→ Problem details
Where does the word "Types" appear in the entries below? Copy each line that holds it.

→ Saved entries

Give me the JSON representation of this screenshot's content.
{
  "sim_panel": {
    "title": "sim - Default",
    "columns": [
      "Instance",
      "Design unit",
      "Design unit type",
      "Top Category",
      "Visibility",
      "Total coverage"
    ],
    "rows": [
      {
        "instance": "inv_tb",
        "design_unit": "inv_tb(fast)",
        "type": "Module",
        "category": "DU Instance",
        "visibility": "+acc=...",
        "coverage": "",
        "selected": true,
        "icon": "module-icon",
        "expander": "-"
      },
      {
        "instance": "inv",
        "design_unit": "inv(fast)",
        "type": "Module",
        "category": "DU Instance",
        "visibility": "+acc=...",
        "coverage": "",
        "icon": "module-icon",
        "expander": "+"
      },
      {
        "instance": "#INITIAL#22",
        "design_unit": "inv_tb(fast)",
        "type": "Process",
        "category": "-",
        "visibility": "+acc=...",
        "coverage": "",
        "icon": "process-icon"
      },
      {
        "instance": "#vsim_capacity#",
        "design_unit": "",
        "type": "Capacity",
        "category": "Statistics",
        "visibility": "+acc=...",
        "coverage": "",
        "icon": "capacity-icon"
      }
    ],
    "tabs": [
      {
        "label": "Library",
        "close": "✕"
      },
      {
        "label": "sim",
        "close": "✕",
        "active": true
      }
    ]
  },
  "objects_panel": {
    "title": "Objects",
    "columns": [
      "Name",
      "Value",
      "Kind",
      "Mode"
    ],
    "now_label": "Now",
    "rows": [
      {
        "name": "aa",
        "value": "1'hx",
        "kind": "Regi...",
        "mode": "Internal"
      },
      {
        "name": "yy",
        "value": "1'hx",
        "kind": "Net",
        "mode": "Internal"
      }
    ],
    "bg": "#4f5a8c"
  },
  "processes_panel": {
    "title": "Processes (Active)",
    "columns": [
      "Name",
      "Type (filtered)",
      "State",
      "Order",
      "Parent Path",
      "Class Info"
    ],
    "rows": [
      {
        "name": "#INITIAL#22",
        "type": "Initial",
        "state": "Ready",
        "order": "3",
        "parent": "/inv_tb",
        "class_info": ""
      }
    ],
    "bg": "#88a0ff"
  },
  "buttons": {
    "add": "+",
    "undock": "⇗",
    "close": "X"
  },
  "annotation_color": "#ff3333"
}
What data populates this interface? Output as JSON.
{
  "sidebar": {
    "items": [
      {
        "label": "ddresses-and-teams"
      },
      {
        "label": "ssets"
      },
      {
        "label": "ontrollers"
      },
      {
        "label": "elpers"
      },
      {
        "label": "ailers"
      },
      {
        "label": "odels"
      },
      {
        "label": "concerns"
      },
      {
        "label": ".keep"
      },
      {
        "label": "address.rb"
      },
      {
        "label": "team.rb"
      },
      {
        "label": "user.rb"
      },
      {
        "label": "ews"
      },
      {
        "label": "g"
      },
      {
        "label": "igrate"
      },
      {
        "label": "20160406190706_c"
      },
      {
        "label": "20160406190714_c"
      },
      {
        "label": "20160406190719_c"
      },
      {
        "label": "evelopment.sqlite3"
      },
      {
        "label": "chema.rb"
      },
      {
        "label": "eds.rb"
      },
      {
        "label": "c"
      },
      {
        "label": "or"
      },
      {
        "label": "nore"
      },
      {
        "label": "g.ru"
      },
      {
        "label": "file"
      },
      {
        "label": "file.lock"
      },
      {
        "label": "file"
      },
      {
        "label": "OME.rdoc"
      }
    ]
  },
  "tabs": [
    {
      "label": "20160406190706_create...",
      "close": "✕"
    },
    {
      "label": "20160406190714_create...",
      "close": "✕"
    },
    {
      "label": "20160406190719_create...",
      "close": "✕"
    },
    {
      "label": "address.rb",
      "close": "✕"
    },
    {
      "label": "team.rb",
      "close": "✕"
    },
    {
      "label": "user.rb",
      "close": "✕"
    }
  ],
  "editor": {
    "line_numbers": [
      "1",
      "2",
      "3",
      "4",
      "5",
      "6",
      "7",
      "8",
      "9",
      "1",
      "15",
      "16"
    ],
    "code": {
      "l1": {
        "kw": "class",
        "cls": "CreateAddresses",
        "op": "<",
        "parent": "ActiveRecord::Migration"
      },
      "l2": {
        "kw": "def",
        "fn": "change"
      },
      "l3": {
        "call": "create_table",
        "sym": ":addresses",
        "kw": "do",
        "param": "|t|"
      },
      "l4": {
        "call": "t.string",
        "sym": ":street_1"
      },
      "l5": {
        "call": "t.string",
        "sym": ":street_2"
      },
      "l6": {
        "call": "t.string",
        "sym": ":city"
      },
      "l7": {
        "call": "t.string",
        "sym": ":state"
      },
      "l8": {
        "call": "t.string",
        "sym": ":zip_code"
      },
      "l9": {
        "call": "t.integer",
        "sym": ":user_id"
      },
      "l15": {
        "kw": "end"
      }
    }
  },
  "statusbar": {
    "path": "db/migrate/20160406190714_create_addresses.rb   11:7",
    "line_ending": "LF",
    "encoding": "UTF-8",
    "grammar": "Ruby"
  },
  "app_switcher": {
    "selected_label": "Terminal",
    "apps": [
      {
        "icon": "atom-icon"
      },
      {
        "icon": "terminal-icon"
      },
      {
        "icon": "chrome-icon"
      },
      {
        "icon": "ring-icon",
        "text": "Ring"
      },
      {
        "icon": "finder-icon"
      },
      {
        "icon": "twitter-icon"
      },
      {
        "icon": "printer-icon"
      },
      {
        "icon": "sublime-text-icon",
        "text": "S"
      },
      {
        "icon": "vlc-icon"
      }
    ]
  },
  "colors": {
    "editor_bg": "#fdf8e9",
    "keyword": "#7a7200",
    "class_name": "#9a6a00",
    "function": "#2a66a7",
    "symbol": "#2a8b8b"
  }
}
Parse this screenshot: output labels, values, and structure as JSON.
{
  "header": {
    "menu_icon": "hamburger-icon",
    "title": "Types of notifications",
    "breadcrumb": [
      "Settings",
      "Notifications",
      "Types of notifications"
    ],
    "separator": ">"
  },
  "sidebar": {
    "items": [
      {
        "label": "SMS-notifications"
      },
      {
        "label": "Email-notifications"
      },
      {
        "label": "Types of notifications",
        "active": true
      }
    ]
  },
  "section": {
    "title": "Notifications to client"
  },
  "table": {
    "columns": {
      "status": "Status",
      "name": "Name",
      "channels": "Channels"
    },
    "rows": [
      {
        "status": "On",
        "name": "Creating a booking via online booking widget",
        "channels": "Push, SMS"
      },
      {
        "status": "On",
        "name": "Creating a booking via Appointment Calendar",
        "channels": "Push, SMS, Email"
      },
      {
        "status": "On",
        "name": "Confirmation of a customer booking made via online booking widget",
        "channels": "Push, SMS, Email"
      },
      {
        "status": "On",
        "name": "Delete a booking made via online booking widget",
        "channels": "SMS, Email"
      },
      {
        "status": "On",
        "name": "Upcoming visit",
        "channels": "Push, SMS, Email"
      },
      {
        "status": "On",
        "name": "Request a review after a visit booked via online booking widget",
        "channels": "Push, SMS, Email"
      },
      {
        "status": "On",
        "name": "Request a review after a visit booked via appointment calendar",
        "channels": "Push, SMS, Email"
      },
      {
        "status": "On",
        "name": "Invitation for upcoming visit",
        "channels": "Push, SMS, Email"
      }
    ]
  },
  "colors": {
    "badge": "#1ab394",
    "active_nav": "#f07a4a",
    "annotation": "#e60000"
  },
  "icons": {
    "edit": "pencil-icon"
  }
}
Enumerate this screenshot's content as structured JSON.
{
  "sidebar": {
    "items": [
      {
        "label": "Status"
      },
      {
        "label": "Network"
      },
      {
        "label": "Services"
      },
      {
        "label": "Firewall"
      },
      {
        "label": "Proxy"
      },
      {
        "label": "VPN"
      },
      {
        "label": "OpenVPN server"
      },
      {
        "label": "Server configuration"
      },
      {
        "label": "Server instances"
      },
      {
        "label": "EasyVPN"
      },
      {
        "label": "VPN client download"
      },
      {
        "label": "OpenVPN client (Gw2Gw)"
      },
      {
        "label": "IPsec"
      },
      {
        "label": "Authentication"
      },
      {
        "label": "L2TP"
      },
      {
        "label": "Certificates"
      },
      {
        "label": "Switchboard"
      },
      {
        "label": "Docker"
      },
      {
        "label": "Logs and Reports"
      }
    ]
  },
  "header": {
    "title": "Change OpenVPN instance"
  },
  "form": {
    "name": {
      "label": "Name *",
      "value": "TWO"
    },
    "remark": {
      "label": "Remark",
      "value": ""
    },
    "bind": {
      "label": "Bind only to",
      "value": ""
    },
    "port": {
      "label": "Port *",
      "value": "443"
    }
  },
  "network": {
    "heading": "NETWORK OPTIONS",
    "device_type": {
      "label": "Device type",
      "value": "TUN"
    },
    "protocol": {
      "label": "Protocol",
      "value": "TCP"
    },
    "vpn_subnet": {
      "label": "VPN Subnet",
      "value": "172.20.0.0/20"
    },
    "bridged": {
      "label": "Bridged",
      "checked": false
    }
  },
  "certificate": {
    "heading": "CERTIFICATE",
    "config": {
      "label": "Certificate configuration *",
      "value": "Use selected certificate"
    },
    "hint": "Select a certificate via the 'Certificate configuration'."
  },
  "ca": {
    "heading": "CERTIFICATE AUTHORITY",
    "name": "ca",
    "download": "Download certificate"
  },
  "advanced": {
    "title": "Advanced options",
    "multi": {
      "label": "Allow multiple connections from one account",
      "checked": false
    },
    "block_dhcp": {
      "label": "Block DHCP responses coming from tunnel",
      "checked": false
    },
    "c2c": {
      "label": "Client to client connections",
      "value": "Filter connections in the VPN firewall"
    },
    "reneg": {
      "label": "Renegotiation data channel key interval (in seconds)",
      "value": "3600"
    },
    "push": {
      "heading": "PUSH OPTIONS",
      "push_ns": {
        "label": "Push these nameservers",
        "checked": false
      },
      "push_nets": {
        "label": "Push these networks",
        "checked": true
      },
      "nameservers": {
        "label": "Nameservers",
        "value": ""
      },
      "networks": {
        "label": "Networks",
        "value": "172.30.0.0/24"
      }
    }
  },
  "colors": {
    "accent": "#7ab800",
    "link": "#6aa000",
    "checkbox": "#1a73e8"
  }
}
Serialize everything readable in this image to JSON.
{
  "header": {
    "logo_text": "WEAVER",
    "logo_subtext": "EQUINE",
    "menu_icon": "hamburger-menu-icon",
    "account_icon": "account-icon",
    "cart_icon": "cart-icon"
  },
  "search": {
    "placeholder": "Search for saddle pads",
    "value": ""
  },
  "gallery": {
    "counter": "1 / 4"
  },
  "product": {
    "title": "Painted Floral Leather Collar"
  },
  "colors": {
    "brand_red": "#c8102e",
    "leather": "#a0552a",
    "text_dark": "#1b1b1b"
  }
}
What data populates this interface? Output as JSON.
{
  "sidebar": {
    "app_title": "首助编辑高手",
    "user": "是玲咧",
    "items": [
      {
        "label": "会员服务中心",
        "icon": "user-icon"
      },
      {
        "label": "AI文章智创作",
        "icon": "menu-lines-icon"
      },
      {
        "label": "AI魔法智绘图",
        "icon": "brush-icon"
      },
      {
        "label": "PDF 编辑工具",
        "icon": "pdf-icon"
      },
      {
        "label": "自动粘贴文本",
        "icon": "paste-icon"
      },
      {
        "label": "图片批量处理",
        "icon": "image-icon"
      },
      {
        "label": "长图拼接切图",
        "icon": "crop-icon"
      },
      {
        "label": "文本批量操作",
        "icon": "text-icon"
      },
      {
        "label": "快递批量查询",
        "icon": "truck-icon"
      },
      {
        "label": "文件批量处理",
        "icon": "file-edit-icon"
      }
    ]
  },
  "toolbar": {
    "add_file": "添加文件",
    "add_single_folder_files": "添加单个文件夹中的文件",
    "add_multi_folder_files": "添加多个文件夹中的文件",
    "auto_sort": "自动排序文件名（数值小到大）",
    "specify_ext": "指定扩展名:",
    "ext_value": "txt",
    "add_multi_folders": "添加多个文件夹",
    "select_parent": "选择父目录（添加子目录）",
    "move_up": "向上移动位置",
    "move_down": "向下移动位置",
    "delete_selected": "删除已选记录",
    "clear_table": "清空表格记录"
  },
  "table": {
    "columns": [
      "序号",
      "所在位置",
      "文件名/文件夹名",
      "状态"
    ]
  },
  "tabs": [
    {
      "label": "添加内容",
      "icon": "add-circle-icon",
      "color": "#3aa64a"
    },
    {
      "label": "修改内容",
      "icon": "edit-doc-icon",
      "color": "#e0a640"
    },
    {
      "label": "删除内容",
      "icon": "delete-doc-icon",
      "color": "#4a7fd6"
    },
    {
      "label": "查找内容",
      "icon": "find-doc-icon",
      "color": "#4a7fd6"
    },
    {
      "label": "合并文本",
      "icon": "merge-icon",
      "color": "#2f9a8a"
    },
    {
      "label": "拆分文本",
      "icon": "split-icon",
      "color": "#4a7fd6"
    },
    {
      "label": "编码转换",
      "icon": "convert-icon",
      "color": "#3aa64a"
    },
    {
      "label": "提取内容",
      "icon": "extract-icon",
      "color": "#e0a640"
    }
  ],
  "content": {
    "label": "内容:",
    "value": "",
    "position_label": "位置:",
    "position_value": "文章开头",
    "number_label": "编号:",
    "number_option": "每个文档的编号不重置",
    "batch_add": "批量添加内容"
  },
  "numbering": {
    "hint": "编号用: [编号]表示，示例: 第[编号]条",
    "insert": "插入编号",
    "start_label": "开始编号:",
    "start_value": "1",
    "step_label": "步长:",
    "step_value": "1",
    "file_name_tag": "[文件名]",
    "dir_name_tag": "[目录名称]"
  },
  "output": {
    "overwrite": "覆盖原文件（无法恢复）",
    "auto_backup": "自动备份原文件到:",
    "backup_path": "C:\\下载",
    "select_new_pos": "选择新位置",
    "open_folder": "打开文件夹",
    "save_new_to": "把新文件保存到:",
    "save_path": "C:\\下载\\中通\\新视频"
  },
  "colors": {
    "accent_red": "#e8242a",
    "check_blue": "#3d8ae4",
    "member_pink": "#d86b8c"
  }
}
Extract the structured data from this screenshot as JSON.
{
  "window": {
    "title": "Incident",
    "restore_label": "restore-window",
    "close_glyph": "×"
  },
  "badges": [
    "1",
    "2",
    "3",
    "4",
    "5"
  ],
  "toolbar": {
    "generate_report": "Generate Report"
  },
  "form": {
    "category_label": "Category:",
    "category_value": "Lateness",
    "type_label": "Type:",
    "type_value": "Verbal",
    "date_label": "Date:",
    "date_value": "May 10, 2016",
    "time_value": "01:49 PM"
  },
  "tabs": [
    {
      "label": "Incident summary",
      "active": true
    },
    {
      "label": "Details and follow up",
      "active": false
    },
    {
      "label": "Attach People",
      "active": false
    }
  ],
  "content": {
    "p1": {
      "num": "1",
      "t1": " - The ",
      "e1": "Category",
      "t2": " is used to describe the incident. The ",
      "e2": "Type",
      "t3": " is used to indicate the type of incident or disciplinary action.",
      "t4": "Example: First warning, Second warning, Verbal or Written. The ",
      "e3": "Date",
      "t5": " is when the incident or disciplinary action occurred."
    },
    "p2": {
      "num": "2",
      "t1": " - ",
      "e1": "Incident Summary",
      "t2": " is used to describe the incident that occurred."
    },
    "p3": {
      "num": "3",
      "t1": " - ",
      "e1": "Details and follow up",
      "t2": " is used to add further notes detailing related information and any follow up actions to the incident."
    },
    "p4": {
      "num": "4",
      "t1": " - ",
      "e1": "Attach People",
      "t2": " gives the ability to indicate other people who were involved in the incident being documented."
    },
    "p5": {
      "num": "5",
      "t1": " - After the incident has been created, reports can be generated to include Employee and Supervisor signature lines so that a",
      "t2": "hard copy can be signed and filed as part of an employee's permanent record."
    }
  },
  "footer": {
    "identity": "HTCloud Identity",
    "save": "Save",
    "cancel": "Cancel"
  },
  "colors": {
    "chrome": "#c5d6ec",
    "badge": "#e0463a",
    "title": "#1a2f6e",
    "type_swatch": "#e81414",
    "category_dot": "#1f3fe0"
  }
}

→ Result for this exercise
    "title": "Types of notifications",
      "Types of notifications"
        "label": "Types of notifications",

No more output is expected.